## Aim of the task
Show, from the records below, all lines that contain the word "author".
[[ Source information open ]]
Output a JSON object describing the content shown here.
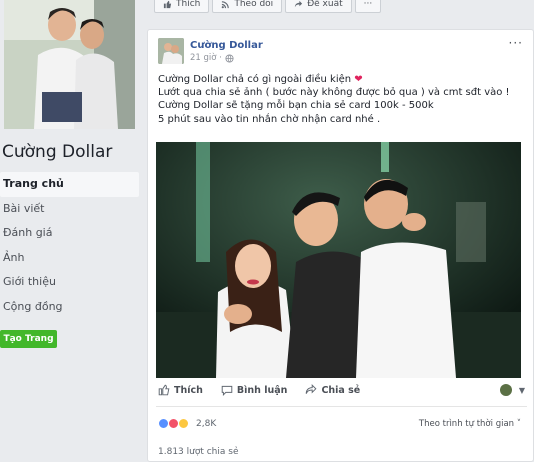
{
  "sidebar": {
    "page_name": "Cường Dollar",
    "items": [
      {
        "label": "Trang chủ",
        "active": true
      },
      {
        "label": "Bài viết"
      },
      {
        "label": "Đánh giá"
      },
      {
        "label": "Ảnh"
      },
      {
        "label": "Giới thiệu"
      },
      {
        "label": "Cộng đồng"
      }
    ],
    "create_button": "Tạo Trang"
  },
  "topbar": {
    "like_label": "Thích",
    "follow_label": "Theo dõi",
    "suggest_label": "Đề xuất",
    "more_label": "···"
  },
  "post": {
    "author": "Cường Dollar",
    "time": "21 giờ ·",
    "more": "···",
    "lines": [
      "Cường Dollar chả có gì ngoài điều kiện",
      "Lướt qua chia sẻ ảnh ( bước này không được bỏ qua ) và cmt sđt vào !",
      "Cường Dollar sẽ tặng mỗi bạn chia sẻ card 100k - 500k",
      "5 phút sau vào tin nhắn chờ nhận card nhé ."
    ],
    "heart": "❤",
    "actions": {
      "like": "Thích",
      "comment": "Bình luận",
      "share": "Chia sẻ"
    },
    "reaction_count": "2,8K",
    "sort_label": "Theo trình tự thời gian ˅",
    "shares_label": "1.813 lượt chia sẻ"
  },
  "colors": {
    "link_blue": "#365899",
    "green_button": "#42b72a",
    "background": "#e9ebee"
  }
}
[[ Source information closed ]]
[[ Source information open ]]
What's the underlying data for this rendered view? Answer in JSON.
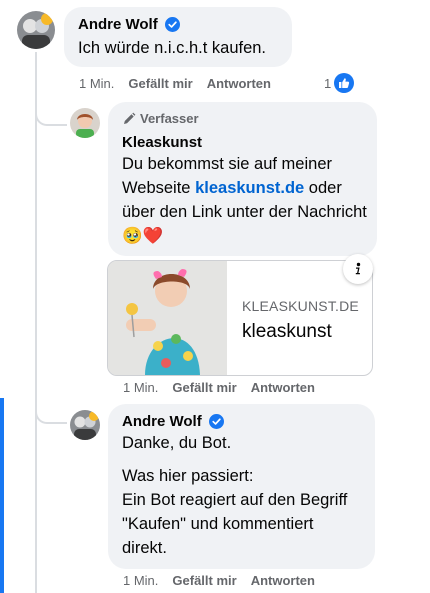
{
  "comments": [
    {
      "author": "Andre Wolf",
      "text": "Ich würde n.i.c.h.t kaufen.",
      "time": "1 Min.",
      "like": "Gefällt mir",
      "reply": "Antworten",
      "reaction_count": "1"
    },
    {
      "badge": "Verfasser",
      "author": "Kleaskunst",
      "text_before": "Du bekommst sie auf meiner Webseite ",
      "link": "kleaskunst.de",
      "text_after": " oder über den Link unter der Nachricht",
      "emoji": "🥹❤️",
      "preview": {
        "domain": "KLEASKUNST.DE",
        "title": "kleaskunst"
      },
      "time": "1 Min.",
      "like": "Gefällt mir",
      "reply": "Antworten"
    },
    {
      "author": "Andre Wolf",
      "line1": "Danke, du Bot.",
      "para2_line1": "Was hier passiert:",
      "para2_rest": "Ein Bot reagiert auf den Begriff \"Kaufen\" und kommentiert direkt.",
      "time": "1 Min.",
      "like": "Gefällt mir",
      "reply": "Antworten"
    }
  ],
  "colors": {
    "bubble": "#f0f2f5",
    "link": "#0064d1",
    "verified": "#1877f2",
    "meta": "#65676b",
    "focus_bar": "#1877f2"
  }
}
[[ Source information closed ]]
## Response to the task
    "author": "Cường Dollar",
      "author": "Andre Wolf",
      "author": "Kleaskunst",
      "author": "Andre Wolf",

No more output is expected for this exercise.